Inconsistent policies and information from the current state leadership have hurt the economy of Oregon during the pandemic, she said.

Gomez, who describes herself as a moderate Republican, was named as executive of the year by the Portland Business Journal in 2020 and is chair of the Oregon Tech Board of Trustees.

Her website is jessicagomezforgovernor.com.

Gov. Kate Brown will not be running in 2022 because she will have served the maximum number of terms.

Gomez isn’t the first Republican from Southern Oregon to run for governor.

Former Secretary of State Dennis Richardson, who died in 2017, ran unsuccessfully in 2014. Former Senator Jason Atkinson ran unsuccessfully in 2006.

Oregon is a tough state for Republicans to win the top seat. The last time a Republican held the position was in 1987, when Victor Atiyeh held office.

The last six Oregon governors have been Democrats.

Other Republicans who have announced their candidacy include Bud Pierce, Paul Romero and Darin Harbick.

Gomez ran unsuccessfully in 2018 for the Oregon Senate seat now held by Ashland Democrat Jeff Golden, and she was considered for an appointment to Medford City Council in 2019.

Gomez said many areas of the state have suffered as a result of the pandemic, fires and rioting.
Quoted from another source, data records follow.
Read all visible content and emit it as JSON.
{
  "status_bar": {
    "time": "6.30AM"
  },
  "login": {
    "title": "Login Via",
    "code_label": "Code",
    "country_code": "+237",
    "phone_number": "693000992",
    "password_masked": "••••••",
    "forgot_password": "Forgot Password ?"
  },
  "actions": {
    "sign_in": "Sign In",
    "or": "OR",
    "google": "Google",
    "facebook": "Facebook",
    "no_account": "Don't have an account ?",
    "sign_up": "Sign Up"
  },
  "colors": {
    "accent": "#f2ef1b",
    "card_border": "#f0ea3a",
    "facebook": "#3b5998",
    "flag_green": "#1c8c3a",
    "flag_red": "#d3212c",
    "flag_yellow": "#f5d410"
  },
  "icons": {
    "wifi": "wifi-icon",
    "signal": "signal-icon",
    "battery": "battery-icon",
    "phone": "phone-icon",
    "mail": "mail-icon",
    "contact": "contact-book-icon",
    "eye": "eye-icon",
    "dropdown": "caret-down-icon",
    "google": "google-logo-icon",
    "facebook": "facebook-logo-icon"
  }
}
She said there is much that can be done to help local economies without piling on new taxes and regulations.

“The negative impact to our communities is painfully clear,” she said. “What is crucial is that we make the best decisions moving forward.”

Gomez said her priorities will be to build strong and resilient communities, improve public education and increase the safety of communities.

She said her emphasis on the safety of communities is partially the result of increased concerns about homeless people.

“We’re being severely impacted by this issue,” said Gomez, who said she was homeless as a teenager.

She said the state already has resources in place to help reintegrate many of homeless people back into society, but she said a new structure needs to be developed to better focus those resources.

She said the education system in Oregon must better train young people so they can get jobs once they finish school.

“Higher education, and especially community colleges, are underfunded in Oregon — this must change so skyrocketing tuition and student debt does not prevent all Oregonians from reaching their full potential,” she said.

Gomez said she wants to create a universal college credit apprenticeship program that could be transferred to any community college or public university in Oregon.

She said the pandemic left a lot of parents with no option but to drop out of the workforce.

“Day care is expensive and there is not enough availability,” she said.

Oregon must do a better job of providing affordable day care for parents so they can get back into the workforce, she said.

Gomez said many Oregonians are feeling frustrated by Salem leadership, and that frustration has led to walkouts by Republicans as well as angry protests at the Capitol.

“It’s one thing to protest and another thing to destroy property,” she said.

That discontent is a result of Salem leaders not listening to other voices as they weigh legislation, Gomez said.

“There is a lot of frustration to go around,” she said. “But it is not appropriate for people to go into the building,” she added, referring to an attempt by protesters to storm the state Capitol Dec. 21.

State Rep. Mike Nearman, a Republican from Independence, is facing expulsion from the House after letting violent protesters into the Capitol in December while the Legislature was in session. They sprayed chemical irritants at police who finally expelled them. Outside, protesters broke windows on the Capitol and assaulted journalists.

“Again, there was a lot of emotions and a lot of frustration,” Gomez said.

Other candidates from Southern Oregon who have run for governor have spent considerable time in the Portland metro area, which is needed to win the governor’s race.

Gomez said she plans to spend time up there as well to raise her profile with this large voting block that predominately supports Democrats.

“It is time for Oregonians to work together to build a future in which we can all be proud,” she said. “I firmly believe the strength of our state lies in our differences.”

Reach freelance writer Damian Mann at dmannnews@gmail.com.